[Given data — start]

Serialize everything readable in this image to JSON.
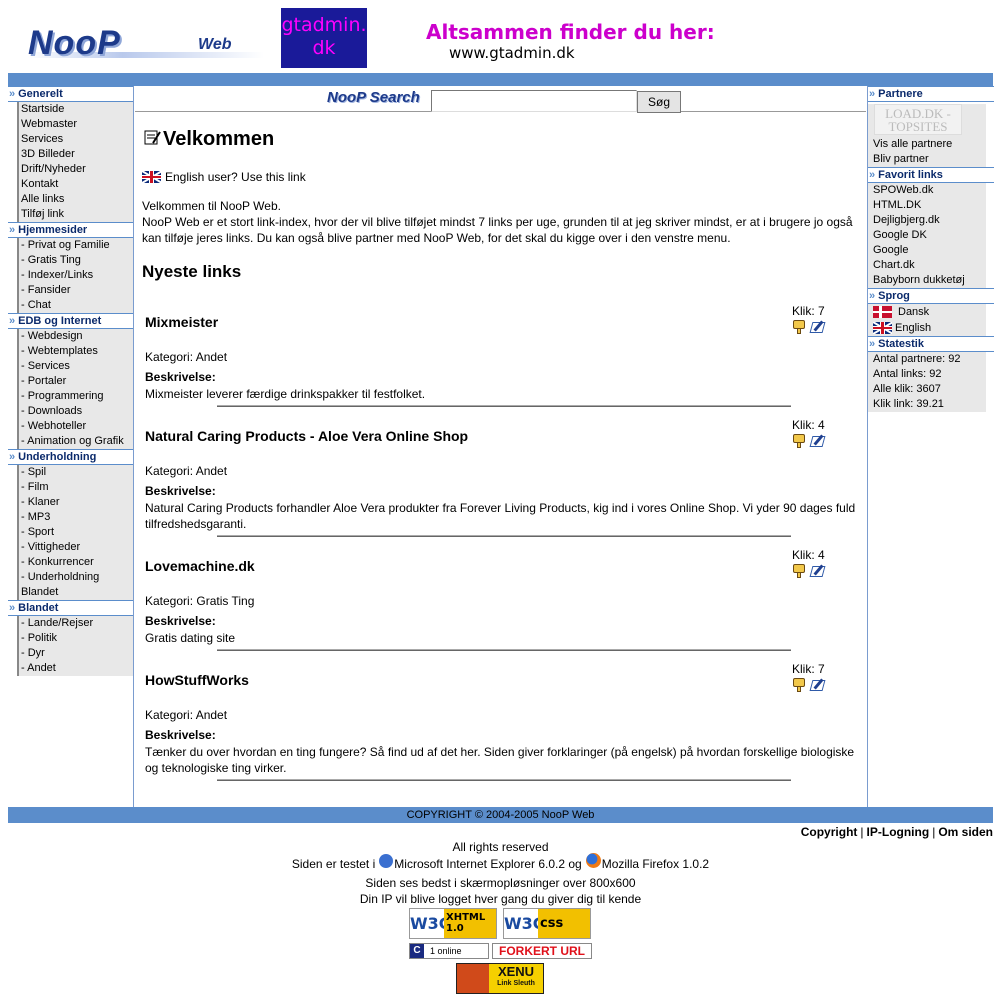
{
  "header": {
    "logo_main": "NooP",
    "logo_sub": "Web",
    "ad_box": "gtadmin.\ndk",
    "ad_line1": "Altsammen finder du her:",
    "ad_line2": "www.gtadmin.dk"
  },
  "left_menu": [
    {
      "title": "Generelt",
      "items": [
        "Startside",
        "Webmaster",
        "Services",
        "3D Billeder",
        "Drift/Nyheder",
        "Kontakt",
        "Alle links",
        "Tilføj link"
      ]
    },
    {
      "title": "Hjemmesider",
      "items": [
        "- Privat og Familie",
        "- Gratis Ting",
        "- Indexer/Links",
        "- Fansider",
        "- Chat"
      ]
    },
    {
      "title": "EDB og Internet",
      "items": [
        "- Webdesign",
        "- Webtemplates",
        "- Services",
        "- Portaler",
        "- Programmering",
        "- Downloads",
        "- Webhoteller",
        "- Animation og Grafik"
      ]
    },
    {
      "title": "Underholdning",
      "items": [
        "- Spil",
        "- Film",
        "- Klaner",
        "- MP3",
        "- Sport",
        "- Vittigheder",
        "- Konkurrencer",
        "- Underholdning",
        "Blandet"
      ]
    },
    {
      "title": "Blandet",
      "items": [
        "- Lande/Rejser",
        "- Politik",
        "- Dyr",
        "- Andet"
      ]
    }
  ],
  "right_menu": {
    "partners": {
      "title": "Partnere",
      "banner": "LOAD.DK - TOPSITES",
      "items": [
        "Vis alle partnere",
        "Bliv partner"
      ]
    },
    "favorites": {
      "title": "Favorit links",
      "items": [
        "SPOWeb.dk",
        "HTML.DK",
        "Dejligbjerg.dk",
        "Google DK",
        "Google",
        "Chart.dk",
        "Babyborn dukketøj"
      ]
    },
    "language": {
      "title": "Sprog",
      "items": [
        "Dansk",
        "English"
      ]
    },
    "stats": {
      "title": "Statestik",
      "items": [
        "Antal partnere: 92",
        "Antal links: 92",
        "Alle klik: 3607",
        "Klik link: 39.21"
      ]
    }
  },
  "search": {
    "logo": "NooP Search",
    "input_value": "",
    "button": "Søg"
  },
  "welcome": {
    "title": "Velkommen",
    "english_link": "English user? Use this link",
    "intro_line1": "Velkommen til NooP Web.",
    "intro_line2": "NooP Web er et stort link-index, hvor der vil blive tilføjet mindst 7 links per uge, grunden til at jeg skriver mindst, er at i brugere jo også kan tilføje jeres links. Du kan også blive partner med NooP Web, for det skal du kigge over i den venstre menu."
  },
  "newest": {
    "title": "Nyeste links",
    "entries": [
      {
        "name": "Mixmeister",
        "clicks": "Klik: 7",
        "category": "Kategori: Andet",
        "desc_label": "Beskrivelse:",
        "desc": "Mixmeister leverer færdige drinkspakker til festfolket."
      },
      {
        "name": "Natural Caring Products - Aloe Vera Online Shop",
        "clicks": "Klik: 4",
        "category": "Kategori: Andet",
        "desc_label": "Beskrivelse:",
        "desc": "Natural Caring Products forhandler Aloe Vera produkter fra Forever Living Products, kig ind i vores Online Shop. Vi yder 90 dages fuld tilfredshedsgaranti."
      },
      {
        "name": "Lovemachine.dk",
        "clicks": "Klik: 4",
        "category": "Kategori: Gratis Ting",
        "desc_label": "Beskrivelse:",
        "desc": "Gratis dating site"
      },
      {
        "name": "HowStuffWorks",
        "clicks": "Klik: 7",
        "category": "Kategori: Andet",
        "desc_label": "Beskrivelse:",
        "desc": "Tænker du over hvordan en ting fungere? Så find ud af det her. Siden giver forklaringer (på engelsk) på hvordan forskellige biologiske og teknologiske ting virker."
      }
    ]
  },
  "footer": {
    "copyright": "COPYRIGHT © 2004-2005 NooP Web",
    "links": [
      "Copyright",
      "IP-Logning",
      "Om siden"
    ],
    "rights": "All rights reserved",
    "tested_prefix": "Siden er testet i",
    "ie": "Microsoft Internet Explorer 6.0.2 og",
    "firefox": "Mozilla Firefox 1.0.2",
    "resolution": "Siden ses bedst i skærmopløsninger over 800x600",
    "ip_notice": "Din IP vil blive logget hver gang du giver dig til kende",
    "xhtml_badge": "XHTML\n1.0",
    "css_badge": "css",
    "w3c": "W3C",
    "online_c": "C",
    "online": "1 online",
    "wrong_url": "FORKERT URL",
    "xenu": "XENU",
    "xenu_sub": "Link Sleuth"
  },
  "colors": {
    "bar": "#5b8dcb",
    "sidebar_bg": "#e8e8e8",
    "heading": "#0b2a6b"
  }
}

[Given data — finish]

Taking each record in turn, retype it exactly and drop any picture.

Serialize everything readable in this image to JSON.
{
  "header": {
    "logo_main": "NooP",
    "logo_sub": "Web",
    "ad_box": "gtadmin.\ndk",
    "ad_line1": "Altsammen finder du her:",
    "ad_line2": "www.gtadmin.dk"
  },
  "left_menu": [
    {
      "title": "Generelt",
      "items": [
        "Startside",
        "Webmaster",
        "Services",
        "3D Billeder",
        "Drift/Nyheder",
        "Kontakt",
        "Alle links",
        "Tilføj link"
      ]
    },
    {
      "title": "Hjemmesider",
      "items": [
        "- Privat og Familie",
        "- Gratis Ting",
        "- Indexer/Links",
        "- Fansider",
        "- Chat"
      ]
    },
    {
      "title": "EDB og Internet",
      "items": [
        "- Webdesign",
        "- Webtemplates",
        "- Services",
        "- Portaler",
        "- Programmering",
        "- Downloads",
        "- Webhoteller",
        "- Animation og Grafik"
      ]
    },
    {
      "title": "Underholdning",
      "items": [
        "- Spil",
        "- Film",
        "- Klaner",
        "- MP3",
        "- Sport",
        "- Vittigheder",
        "- Konkurrencer",
        "- Underholdning",
        "Blandet"
      ]
    },
    {
      "title": "Blandet",
      "items": [
        "- Lande/Rejser",
        "- Politik",
        "- Dyr",
        "- Andet"
      ]
    }
  ],
  "right_menu": {
    "partners": {
      "title": "Partnere",
      "banner": "LOAD.DK - TOPSITES",
      "items": [
        "Vis alle partnere",
        "Bliv partner"
      ]
    },
    "favorites": {
      "title": "Favorit links",
      "items": [
        "SPOWeb.dk",
        "HTML.DK",
        "Dejligbjerg.dk",
        "Google DK",
        "Google",
        "Chart.dk",
        "Babyborn dukketøj"
      ]
    },
    "language": {
      "title": "Sprog",
      "items": [
        "Dansk",
        "English"
      ]
    },
    "stats": {
      "title": "Statestik",
      "items": [
        "Antal partnere: 92",
        "Antal links: 92",
        "Alle klik: 3607",
        "Klik link: 39.21"
      ]
    }
  },
  "search": {
    "logo": "NooP Search",
    "input_value": "",
    "button": "Søg"
  },
  "welcome": {
    "title": "Velkommen",
    "english_link": "English user? Use this link",
    "intro_line1": "Velkommen til NooP Web.",
    "intro_line2": "NooP Web er et stort link-index, hvor der vil blive tilføjet mindst 7 links per uge, grunden til at jeg skriver mindst, er at i brugere jo også kan tilføje jeres links. Du kan også blive partner med NooP Web, for det skal du kigge over i den venstre menu."
  },
  "newest": {
    "title": "Nyeste links",
    "entries": [
      {
        "name": "Mixmeister",
        "clicks": "Klik: 7",
        "category": "Kategori: Andet",
        "desc_label": "Beskrivelse:",
        "desc": "Mixmeister leverer færdige drinkspakker til festfolket."
      },
      {
        "name": "Natural Caring Products - Aloe Vera Online Shop",
        "clicks": "Klik: 4",
        "category": "Kategori: Andet",
        "desc_label": "Beskrivelse:",
        "desc": "Natural Caring Products forhandler Aloe Vera produkter fra Forever Living Products, kig ind i vores Online Shop. Vi yder 90 dages fuld tilfredshedsgaranti."
      },
      {
        "name": "Lovemachine.dk",
        "clicks": "Klik: 4",
        "category": "Kategori: Gratis Ting",
        "desc_label": "Beskrivelse:",
        "desc": "Gratis dating site"
      },
      {
        "name": "HowStuffWorks",
        "clicks": "Klik: 7",
        "category": "Kategori: Andet",
        "desc_label": "Beskrivelse:",
        "desc": "Tænker du over hvordan en ting fungere? Så find ud af det her. Siden giver forklaringer (på engelsk) på hvordan forskellige biologiske og teknologiske ting virker."
      }
    ]
  },
  "footer": {
    "copyright": "COPYRIGHT © 2004-2005 NooP Web",
    "links": [
      "Copyright",
      "IP-Logning",
      "Om siden"
    ],
    "rights": "All rights reserved",
    "tested_prefix": "Siden er testet i",
    "ie": "Microsoft Internet Explorer 6.0.2 og",
    "firefox": "Mozilla Firefox 1.0.2",
    "resolution": "Siden ses bedst i skærmopløsninger over 800x600",
    "ip_notice": "Din IP vil blive logget hver gang du giver dig til kende",
    "xhtml_badge": "XHTML\n1.0",
    "css_badge": "css",
    "w3c": "W3C",
    "online_c": "C",
    "online": "1 online",
    "wrong_url": "FORKERT URL",
    "xenu": "XENU",
    "xenu_sub": "Link Sleuth"
  },
  "colors": {
    "bar": "#5b8dcb",
    "sidebar_bg": "#e8e8e8",
    "heading": "#0b2a6b"
  }
}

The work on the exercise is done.